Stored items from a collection
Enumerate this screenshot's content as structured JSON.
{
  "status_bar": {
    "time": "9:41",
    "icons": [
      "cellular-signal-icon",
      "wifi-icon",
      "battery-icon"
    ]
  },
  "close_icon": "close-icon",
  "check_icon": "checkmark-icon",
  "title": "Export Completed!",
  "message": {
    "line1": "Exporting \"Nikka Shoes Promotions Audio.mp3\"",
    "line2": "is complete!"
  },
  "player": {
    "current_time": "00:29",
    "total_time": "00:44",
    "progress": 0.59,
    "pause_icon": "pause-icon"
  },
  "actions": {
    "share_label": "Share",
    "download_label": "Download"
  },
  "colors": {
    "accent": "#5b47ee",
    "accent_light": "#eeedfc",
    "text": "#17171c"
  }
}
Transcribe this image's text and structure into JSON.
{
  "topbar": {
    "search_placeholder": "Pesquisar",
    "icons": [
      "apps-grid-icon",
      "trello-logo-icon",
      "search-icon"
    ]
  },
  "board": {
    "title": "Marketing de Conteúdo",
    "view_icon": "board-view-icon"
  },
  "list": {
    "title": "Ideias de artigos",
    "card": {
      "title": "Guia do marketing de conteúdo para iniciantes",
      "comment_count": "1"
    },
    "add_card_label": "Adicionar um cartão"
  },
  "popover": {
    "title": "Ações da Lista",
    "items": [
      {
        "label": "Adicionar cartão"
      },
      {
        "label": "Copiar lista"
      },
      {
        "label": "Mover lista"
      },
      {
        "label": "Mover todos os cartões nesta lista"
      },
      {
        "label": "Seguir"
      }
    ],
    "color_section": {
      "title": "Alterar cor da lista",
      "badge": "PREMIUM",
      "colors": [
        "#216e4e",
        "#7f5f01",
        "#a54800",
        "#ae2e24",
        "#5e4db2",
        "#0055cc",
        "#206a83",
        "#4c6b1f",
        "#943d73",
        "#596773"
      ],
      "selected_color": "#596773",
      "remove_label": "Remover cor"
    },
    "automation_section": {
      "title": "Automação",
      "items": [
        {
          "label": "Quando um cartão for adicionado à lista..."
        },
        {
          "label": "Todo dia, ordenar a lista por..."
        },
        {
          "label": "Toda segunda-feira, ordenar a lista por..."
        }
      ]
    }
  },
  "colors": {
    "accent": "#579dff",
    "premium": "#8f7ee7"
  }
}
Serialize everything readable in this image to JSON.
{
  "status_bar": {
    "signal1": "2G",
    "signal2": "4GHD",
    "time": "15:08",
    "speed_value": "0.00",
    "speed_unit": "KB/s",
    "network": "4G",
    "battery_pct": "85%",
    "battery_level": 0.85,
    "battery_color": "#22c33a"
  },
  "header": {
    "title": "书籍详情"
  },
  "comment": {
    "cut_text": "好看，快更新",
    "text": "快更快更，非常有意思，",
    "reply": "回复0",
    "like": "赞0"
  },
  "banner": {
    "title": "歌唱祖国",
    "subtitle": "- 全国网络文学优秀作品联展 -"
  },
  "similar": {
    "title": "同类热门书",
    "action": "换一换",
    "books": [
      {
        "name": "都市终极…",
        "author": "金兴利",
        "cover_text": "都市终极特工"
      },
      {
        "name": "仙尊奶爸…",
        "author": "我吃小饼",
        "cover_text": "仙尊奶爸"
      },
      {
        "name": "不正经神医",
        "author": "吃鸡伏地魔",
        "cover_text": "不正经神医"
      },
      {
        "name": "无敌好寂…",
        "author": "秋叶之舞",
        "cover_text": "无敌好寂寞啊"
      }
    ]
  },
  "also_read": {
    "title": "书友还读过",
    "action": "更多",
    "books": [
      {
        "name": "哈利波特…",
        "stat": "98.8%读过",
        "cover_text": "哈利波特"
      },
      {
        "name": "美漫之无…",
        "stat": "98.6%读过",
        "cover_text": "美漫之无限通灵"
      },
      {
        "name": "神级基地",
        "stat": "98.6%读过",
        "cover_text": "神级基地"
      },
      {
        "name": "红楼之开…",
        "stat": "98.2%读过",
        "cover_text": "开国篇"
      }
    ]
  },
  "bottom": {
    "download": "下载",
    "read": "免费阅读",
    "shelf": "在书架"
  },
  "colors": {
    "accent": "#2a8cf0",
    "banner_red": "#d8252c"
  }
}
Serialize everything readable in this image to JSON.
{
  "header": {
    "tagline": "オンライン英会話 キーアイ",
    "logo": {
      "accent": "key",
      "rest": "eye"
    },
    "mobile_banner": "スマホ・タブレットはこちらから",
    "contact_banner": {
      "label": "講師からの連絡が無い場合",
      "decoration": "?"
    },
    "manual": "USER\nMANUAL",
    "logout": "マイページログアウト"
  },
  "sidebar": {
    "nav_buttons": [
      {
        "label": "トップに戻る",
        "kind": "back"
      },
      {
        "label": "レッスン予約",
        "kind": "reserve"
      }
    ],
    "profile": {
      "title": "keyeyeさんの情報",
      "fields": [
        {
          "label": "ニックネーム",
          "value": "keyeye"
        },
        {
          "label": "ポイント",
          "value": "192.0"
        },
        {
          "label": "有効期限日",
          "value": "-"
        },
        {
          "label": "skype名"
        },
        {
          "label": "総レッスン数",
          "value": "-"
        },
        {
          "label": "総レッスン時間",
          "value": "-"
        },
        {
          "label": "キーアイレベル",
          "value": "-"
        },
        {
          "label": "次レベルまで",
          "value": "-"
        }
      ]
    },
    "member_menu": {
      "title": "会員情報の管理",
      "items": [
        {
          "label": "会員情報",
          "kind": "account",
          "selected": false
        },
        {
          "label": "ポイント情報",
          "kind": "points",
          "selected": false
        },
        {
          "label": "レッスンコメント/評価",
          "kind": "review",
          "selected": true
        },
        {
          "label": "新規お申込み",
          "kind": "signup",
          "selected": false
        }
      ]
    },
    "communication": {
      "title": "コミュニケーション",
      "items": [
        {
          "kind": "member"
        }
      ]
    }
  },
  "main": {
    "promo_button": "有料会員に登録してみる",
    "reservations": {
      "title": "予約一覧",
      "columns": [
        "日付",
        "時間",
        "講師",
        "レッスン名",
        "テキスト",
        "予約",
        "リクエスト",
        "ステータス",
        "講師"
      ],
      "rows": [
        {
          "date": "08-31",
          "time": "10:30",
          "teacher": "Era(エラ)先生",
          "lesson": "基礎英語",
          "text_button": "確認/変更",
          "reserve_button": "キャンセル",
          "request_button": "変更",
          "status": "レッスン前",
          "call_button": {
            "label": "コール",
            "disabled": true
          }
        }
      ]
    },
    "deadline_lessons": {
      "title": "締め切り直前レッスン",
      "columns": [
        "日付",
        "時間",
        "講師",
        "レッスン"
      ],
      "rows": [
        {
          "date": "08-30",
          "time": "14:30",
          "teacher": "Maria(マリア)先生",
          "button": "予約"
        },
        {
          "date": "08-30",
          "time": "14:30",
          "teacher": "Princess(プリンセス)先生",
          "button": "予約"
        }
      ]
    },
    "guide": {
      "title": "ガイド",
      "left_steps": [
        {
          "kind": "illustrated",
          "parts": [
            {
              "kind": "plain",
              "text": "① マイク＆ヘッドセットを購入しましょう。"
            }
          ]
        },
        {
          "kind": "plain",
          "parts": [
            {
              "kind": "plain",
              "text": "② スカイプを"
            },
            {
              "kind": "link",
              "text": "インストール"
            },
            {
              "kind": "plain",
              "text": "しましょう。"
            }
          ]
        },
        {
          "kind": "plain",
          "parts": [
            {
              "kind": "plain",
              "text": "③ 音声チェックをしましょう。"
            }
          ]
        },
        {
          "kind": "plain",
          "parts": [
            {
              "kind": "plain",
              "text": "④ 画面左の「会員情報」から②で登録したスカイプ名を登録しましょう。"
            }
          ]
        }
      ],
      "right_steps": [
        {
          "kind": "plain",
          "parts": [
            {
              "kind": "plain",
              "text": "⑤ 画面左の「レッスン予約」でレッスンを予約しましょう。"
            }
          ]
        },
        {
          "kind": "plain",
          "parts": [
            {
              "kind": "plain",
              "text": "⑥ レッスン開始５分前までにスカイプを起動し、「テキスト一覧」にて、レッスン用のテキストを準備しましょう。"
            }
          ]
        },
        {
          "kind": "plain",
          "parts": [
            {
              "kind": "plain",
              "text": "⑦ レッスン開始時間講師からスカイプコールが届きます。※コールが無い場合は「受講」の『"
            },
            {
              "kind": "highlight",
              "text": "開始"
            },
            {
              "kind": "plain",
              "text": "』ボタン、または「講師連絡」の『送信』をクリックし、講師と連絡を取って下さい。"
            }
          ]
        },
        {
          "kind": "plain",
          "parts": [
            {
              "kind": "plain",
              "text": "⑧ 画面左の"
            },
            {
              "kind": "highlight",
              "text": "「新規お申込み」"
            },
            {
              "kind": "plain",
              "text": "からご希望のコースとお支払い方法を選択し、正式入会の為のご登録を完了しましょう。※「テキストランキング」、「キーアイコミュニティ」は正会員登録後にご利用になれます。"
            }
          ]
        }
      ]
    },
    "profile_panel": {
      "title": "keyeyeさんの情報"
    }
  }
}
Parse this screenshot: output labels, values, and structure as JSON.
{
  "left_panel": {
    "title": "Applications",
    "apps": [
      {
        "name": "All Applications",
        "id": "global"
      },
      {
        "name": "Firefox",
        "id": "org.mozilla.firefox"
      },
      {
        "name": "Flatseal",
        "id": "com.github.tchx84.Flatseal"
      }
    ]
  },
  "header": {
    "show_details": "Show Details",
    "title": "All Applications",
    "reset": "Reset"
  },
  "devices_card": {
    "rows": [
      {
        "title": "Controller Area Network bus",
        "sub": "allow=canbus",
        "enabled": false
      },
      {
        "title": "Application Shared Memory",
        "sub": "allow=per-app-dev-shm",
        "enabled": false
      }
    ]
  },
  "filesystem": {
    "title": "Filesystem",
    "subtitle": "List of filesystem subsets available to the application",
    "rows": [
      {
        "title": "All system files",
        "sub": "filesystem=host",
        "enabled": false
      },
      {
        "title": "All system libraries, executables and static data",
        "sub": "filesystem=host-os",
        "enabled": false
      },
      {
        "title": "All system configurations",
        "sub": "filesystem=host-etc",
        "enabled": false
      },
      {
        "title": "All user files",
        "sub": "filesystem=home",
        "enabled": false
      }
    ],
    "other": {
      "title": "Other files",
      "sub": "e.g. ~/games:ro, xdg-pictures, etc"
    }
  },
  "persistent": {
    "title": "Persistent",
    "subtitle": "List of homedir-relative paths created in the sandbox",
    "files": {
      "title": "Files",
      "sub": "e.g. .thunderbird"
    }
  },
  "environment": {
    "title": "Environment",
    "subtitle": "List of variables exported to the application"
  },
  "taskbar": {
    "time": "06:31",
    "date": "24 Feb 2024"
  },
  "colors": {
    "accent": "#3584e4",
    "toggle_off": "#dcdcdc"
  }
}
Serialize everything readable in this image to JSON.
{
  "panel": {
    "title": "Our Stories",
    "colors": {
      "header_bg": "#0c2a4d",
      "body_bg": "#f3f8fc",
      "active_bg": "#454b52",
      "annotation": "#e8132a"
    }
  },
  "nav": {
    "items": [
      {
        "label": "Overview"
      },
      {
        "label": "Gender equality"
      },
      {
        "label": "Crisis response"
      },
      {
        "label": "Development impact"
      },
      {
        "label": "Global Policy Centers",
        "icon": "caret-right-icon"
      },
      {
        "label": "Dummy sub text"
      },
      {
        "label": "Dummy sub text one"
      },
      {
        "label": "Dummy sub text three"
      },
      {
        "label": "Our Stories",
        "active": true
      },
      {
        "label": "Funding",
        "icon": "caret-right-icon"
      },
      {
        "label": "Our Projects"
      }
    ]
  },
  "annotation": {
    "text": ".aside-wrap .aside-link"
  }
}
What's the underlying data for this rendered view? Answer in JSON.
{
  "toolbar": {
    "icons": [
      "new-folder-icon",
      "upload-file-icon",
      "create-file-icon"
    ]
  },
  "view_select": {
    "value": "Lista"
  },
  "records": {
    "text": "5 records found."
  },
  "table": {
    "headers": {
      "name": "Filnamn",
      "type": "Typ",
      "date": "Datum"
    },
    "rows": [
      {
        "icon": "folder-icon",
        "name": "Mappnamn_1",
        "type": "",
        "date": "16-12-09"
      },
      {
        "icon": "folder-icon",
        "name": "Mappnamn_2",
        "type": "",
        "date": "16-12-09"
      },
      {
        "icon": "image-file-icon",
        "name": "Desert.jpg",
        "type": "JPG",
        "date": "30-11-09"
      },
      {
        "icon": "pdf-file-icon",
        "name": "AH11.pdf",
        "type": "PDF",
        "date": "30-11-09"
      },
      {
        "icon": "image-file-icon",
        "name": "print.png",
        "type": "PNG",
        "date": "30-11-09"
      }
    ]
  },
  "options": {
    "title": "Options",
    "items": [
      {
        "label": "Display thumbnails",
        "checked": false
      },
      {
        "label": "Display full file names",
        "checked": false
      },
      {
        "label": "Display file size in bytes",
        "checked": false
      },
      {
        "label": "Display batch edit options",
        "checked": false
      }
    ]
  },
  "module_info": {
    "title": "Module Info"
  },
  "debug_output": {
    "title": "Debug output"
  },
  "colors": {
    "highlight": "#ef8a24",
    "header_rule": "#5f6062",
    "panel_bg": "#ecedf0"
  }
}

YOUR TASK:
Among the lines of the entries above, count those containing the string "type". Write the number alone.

TASK SOLUTION:
6